WHAT THE TASK REQUIRES: Only the lines from the one containing "Convert this screenshot" through the end of the material are to be echoed, each exactly as it appears.

SOURCE DATA:
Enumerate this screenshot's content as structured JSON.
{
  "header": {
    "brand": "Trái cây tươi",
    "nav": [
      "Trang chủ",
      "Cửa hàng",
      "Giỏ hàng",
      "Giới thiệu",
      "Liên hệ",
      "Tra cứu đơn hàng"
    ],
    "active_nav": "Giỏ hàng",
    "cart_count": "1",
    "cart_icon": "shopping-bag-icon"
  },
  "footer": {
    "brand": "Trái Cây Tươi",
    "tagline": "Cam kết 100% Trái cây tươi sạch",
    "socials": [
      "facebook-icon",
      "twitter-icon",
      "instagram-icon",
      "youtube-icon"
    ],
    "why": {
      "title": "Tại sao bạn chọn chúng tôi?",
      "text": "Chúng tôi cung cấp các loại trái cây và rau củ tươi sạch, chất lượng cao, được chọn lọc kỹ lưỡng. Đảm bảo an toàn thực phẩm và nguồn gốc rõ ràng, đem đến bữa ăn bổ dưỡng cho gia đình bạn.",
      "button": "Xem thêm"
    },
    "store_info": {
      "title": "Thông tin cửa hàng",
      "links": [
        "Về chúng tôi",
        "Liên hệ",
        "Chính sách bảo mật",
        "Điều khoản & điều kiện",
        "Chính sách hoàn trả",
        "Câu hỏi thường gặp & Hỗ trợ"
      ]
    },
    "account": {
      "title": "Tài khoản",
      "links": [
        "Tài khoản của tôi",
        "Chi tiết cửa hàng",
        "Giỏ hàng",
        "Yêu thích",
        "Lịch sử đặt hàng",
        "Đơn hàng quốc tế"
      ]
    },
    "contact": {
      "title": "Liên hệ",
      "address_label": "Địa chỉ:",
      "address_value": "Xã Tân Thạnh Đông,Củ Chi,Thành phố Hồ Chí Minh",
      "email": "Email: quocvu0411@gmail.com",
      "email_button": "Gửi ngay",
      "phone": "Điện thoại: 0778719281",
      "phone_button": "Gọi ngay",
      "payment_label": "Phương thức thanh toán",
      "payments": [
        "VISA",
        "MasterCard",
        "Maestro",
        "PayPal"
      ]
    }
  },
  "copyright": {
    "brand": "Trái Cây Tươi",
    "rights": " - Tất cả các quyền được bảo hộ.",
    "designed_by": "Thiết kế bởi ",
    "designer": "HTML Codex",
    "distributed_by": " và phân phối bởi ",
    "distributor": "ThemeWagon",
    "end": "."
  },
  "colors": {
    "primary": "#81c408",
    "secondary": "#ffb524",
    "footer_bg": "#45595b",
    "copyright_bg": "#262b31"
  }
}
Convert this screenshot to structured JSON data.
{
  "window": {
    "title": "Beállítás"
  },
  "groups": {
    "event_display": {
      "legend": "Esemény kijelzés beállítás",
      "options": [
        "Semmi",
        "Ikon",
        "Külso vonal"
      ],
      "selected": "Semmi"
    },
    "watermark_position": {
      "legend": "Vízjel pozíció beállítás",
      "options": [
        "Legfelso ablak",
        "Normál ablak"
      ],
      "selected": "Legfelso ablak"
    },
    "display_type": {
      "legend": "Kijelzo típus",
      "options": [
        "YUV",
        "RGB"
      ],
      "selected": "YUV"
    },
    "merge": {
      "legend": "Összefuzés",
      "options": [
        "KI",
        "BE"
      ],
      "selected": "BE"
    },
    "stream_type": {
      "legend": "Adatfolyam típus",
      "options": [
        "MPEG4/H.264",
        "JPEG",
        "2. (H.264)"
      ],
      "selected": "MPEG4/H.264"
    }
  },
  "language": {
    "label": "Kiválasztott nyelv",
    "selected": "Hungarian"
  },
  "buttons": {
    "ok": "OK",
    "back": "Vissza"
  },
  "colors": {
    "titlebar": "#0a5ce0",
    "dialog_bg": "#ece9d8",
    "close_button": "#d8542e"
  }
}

ANSWER TO THE EXERCISE:
Convert this screenshot to structured JSON data.
{
  "window": {
    "title": "Beállítás"
  },
  "groups": {
    "event_display": {
      "legend": "Esemény kijelzés beállítás",
      "options": [
        "Semmi",
        "Ikon",
        "Külso vonal"
      ],
      "selected": "Semmi"
    },
    "watermark_position": {
      "legend": "Vízjel pozíció beállítás",
      "options": [
        "Legfelso ablak",
        "Normál ablak"
      ],
      "selected": "Legfelso ablak"
    },
    "display_type": {
      "legend": "Kijelzo típus",
      "options": [
        "YUV",
        "RGB"
      ],
      "selected": "YUV"
    },
    "merge": {
      "legend": "Összefuzés",
      "options": [
        "KI",
        "BE"
      ],
      "selected": "BE"
    },
    "stream_type": {
      "legend": "Adatfolyam típus",
      "options": [
        "MPEG4/H.264",
        "JPEG",
        "2. (H.264)"
      ],
      "selected": "MPEG4/H.264"
    }
  },
  "language": {
    "label": "Kiválasztott nyelv",
    "selected": "Hungarian"
  },
  "buttons": {
    "ok": "OK",
    "back": "Vissza"
  },
  "colors": {
    "titlebar": "#0a5ce0",
    "dialog_bg": "#ece9d8",
    "close_button": "#d8542e"
  }
}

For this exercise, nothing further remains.